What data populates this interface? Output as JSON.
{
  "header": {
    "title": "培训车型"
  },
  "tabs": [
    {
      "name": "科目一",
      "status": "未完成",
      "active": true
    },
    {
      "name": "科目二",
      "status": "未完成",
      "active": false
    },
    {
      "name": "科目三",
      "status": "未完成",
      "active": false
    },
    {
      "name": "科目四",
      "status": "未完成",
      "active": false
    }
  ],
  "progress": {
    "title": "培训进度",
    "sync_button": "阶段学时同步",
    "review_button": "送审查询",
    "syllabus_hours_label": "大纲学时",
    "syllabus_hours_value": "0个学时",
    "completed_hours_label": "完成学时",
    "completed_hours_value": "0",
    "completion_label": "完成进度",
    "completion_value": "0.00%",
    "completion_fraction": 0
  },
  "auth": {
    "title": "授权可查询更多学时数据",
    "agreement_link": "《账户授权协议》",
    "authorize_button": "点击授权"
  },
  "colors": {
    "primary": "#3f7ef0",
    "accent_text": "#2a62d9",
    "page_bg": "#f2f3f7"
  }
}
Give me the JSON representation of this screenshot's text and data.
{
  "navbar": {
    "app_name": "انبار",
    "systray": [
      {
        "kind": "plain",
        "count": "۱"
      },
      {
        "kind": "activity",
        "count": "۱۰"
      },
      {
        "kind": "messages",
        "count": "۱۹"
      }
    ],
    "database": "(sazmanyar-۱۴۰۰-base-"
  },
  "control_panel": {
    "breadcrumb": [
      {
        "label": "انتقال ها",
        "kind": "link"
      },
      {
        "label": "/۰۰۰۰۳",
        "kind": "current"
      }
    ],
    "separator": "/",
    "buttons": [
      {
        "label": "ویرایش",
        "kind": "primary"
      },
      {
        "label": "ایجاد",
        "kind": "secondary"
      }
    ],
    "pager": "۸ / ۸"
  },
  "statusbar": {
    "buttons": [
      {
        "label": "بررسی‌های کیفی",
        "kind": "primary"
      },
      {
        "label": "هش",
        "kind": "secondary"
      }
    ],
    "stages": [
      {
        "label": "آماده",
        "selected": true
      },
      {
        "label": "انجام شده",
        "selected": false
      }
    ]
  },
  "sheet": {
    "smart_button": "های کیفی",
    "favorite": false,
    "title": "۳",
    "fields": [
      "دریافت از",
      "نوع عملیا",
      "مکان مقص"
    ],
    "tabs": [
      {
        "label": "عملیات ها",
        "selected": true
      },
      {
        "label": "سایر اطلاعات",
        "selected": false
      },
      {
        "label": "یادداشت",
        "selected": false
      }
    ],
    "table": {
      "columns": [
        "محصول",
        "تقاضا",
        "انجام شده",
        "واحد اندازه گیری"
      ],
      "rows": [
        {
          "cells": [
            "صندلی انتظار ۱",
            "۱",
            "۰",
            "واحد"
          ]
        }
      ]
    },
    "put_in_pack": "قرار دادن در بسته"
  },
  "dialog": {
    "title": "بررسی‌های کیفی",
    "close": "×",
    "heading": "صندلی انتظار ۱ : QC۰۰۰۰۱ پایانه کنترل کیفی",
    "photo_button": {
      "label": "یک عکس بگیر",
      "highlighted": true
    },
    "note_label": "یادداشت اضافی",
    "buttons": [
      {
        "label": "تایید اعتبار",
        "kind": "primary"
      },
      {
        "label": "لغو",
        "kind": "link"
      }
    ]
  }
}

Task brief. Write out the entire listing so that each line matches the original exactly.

Completed task.
What data populates this interface? Output as JSON.
{
  "header": {
    "title": "培训车型"
  },
  "tabs": [
    {
      "name": "科目一",
      "status": "未完成",
      "active": true
    },
    {
      "name": "科目二",
      "status": "未完成",
      "active": false
    },
    {
      "name": "科目三",
      "status": "未完成",
      "active": false
    },
    {
      "name": "科目四",
      "status": "未完成",
      "active": false
    }
  ],
  "progress": {
    "title": "培训进度",
    "sync_button": "阶段学时同步",
    "review_button": "送审查询",
    "syllabus_hours_label": "大纲学时",
    "syllabus_hours_value": "0个学时",
    "completed_hours_label": "完成学时",
    "completed_hours_value": "0",
    "completion_label": "完成进度",
    "completion_value": "0.00%",
    "completion_fraction": 0
  },
  "auth": {
    "title": "授权可查询更多学时数据",
    "agreement_link": "《账户授权协议》",
    "authorize_button": "点击授权"
  },
  "colors": {
    "primary": "#3f7ef0",
    "accent_text": "#2a62d9",
    "page_bg": "#f2f3f7"
  }
}
Give me the JSON representation of this screenshot's text and data.
{
  "navbar": {
    "app_name": "انبار",
    "systray": [
      {
        "kind": "plain",
        "count": "۱"
      },
      {
        "kind": "activity",
        "count": "۱۰"
      },
      {
        "kind": "messages",
        "count": "۱۹"
      }
    ],
    "database": "(sazmanyar-۱۴۰۰-base-"
  },
  "control_panel": {
    "breadcrumb": [
      {
        "label": "انتقال ها",
        "kind": "link"
      },
      {
        "label": "/۰۰۰۰۳",
        "kind": "current"
      }
    ],
    "separator": "/",
    "buttons": [
      {
        "label": "ویرایش",
        "kind": "primary"
      },
      {
        "label": "ایجاد",
        "kind": "secondary"
      }
    ],
    "pager": "۸ / ۸"
  },
  "statusbar": {
    "buttons": [
      {
        "label": "بررسی‌های کیفی",
        "kind": "primary"
      },
      {
        "label": "هش",
        "kind": "secondary"
      }
    ],
    "stages": [
      {
        "label": "آماده",
        "selected": true
      },
      {
        "label": "انجام شده",
        "selected": false
      }
    ]
  },
  "sheet": {
    "smart_button": "های کیفی",
    "favorite": false,
    "title": "۳",
    "fields": [
      "دریافت از",
      "نوع عملیا",
      "مکان مقص"
    ],
    "tabs": [
      {
        "label": "عملیات ها",
        "selected": true
      },
      {
        "label": "سایر اطلاعات",
        "selected": false
      },
      {
        "label": "یادداشت",
        "selected": false
      }
    ],
    "table": {
      "columns": [
        "محصول",
        "تقاضا",
        "انجام شده",
        "واحد اندازه گیری"
      ],
      "rows": [
        {
          "cells": [
            "صندلی انتظار ۱",
            "۱",
            "۰",
            "واحد"
          ]
        }
      ]
    },
    "put_in_pack": "قرار دادن در بسته"
  },
  "dialog": {
    "title": "بررسی‌های کیفی",
    "close": "×",
    "heading": "صندلی انتظار ۱ : QC۰۰۰۰۱ پایانه کنترل کیفی",
    "photo_button": {
      "label": "یک عکس بگیر",
      "highlighted": true
    },
    "note_label": "یادداشت اضافی",
    "buttons": [
      {
        "label": "تایید اعتبار",
        "kind": "primary"
      },
      {
        "label": "لغو",
        "kind": "link"
      }
    ]
  }
}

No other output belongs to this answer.